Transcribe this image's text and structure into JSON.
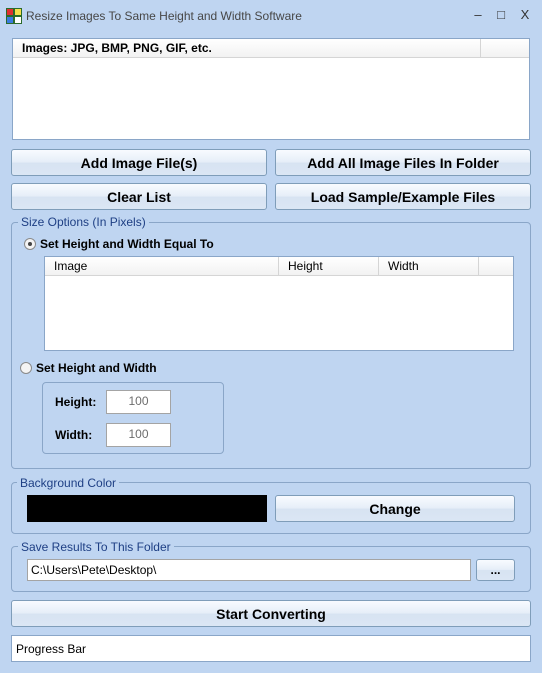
{
  "window": {
    "title": "Resize Images To Same Height and Width Software",
    "controls": {
      "minimize": "–",
      "maximize": "□",
      "close": "X"
    }
  },
  "images_list": {
    "column_header": "Images: JPG, BMP, PNG, GIF, etc."
  },
  "buttons": {
    "add_files": "Add Image File(s)",
    "add_folder": "Add All Image Files In Folder",
    "clear_list": "Clear List",
    "load_sample": "Load Sample/Example Files"
  },
  "size_options": {
    "legend": "Size Options (In Pixels)",
    "equal_option": {
      "label": "Set Height and Width Equal To",
      "selected": true
    },
    "table_columns": [
      "Image",
      "Height",
      "Width"
    ],
    "custom_option": {
      "label": "Set Height and Width",
      "selected": false
    },
    "height_label": "Height:",
    "height_value": "100",
    "width_label": "Width:",
    "width_value": "100"
  },
  "background": {
    "legend": "Background Color",
    "color": "#000000",
    "change_button": "Change"
  },
  "save": {
    "legend": "Save Results To This Folder",
    "folder": "C:\\Users\\Pete\\Desktop\\",
    "browse_button": "..."
  },
  "start_button": "Start Converting",
  "progress": {
    "label": "Progress Bar"
  },
  "colors": {
    "window_bg": "#bfd5f1",
    "legend_text": "#1e3f84",
    "border": "#8aa6c8"
  }
}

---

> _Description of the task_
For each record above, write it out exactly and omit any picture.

> _Your solution_
Transcribe this image's text and structure into JSON.
{
  "window": {
    "title": "Resize Images To Same Height and Width Software",
    "controls": {
      "minimize": "–",
      "maximize": "□",
      "close": "X"
    }
  },
  "images_list": {
    "column_header": "Images: JPG, BMP, PNG, GIF, etc."
  },
  "buttons": {
    "add_files": "Add Image File(s)",
    "add_folder": "Add All Image Files In Folder",
    "clear_list": "Clear List",
    "load_sample": "Load Sample/Example Files"
  },
  "size_options": {
    "legend": "Size Options (In Pixels)",
    "equal_option": {
      "label": "Set Height and Width Equal To",
      "selected": true
    },
    "table_columns": [
      "Image",
      "Height",
      "Width"
    ],
    "custom_option": {
      "label": "Set Height and Width",
      "selected": false
    },
    "height_label": "Height:",
    "height_value": "100",
    "width_label": "Width:",
    "width_value": "100"
  },
  "background": {
    "legend": "Background Color",
    "color": "#000000",
    "change_button": "Change"
  },
  "save": {
    "legend": "Save Results To This Folder",
    "folder": "C:\\Users\\Pete\\Desktop\\",
    "browse_button": "..."
  },
  "start_button": "Start Converting",
  "progress": {
    "label": "Progress Bar"
  },
  "colors": {
    "window_bg": "#bfd5f1",
    "legend_text": "#1e3f84",
    "border": "#8aa6c8"
  }
}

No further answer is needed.